Moncure Daniel Conway (1832-1907), the son of a Virginian plantation-owner, became a Unitarian minister but his anti-slavery views made him controversial. He later became a freethinker, and following the outbreak of the Civil War, which deeply ...

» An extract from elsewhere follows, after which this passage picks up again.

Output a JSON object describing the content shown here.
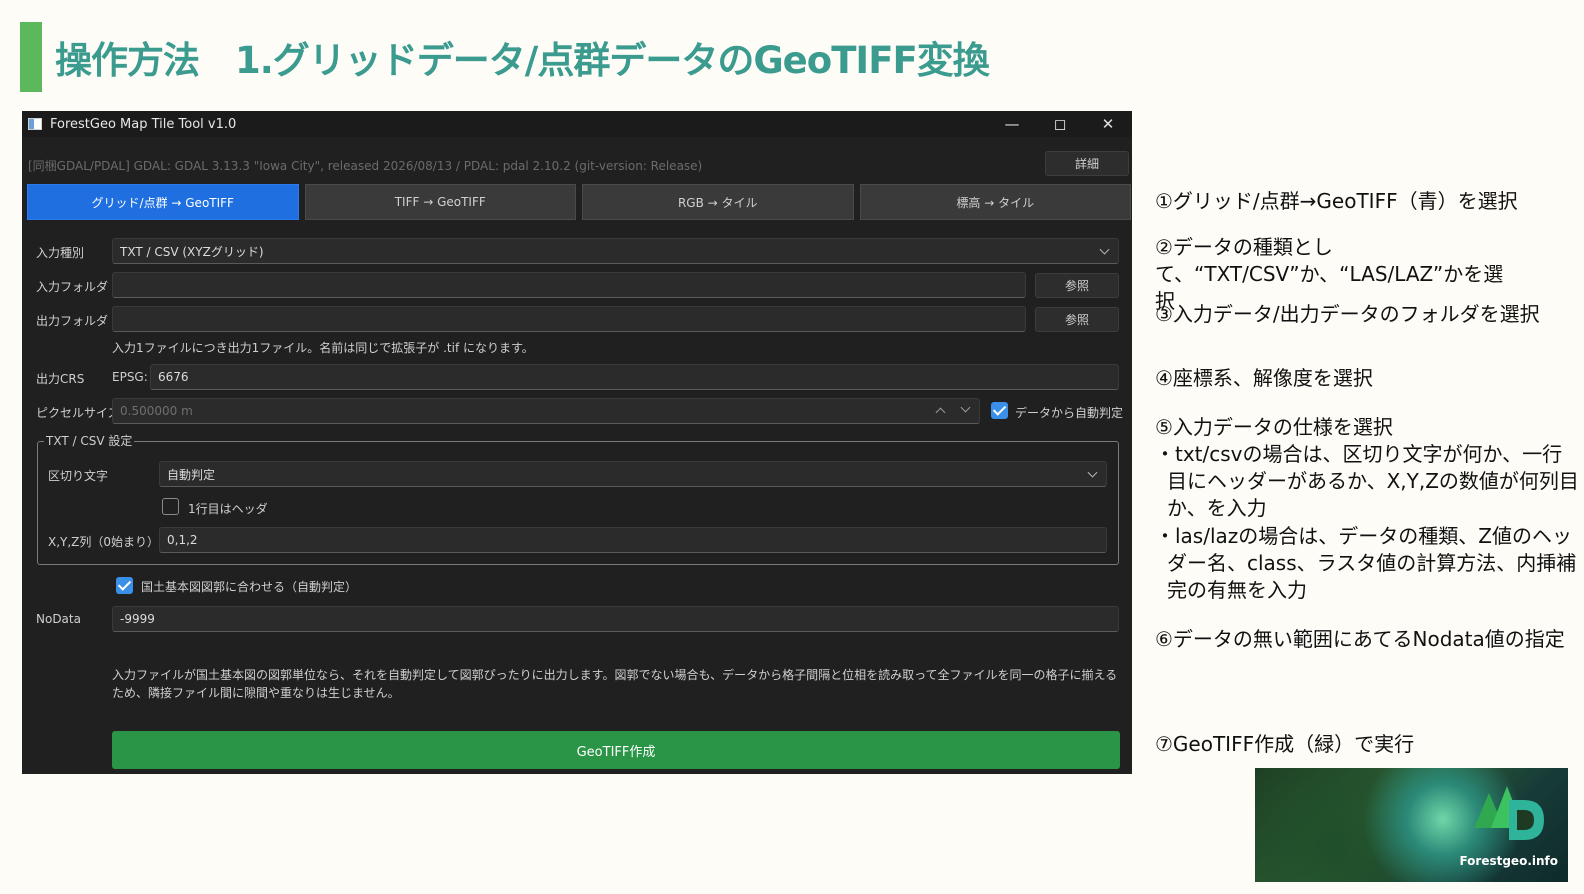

divided his own family, he left the United States for England in 1863. He gained a reputation for being the 'least orthodox preacher in London', and was acquainted with many figures in the literary and scientific world, including Charles Dickens and Charles Darwin. In this two-volume work, first published in 1879, Conway draws from examples across the world to discuss the origins and decline of beliefs in demons. In Volume 1, he classifies types of demon and argues that the various types are personifications of the main obstacles to 'primitive man': he finds in mythology across the world examples of animal demons and demons of hunger, fire and disease.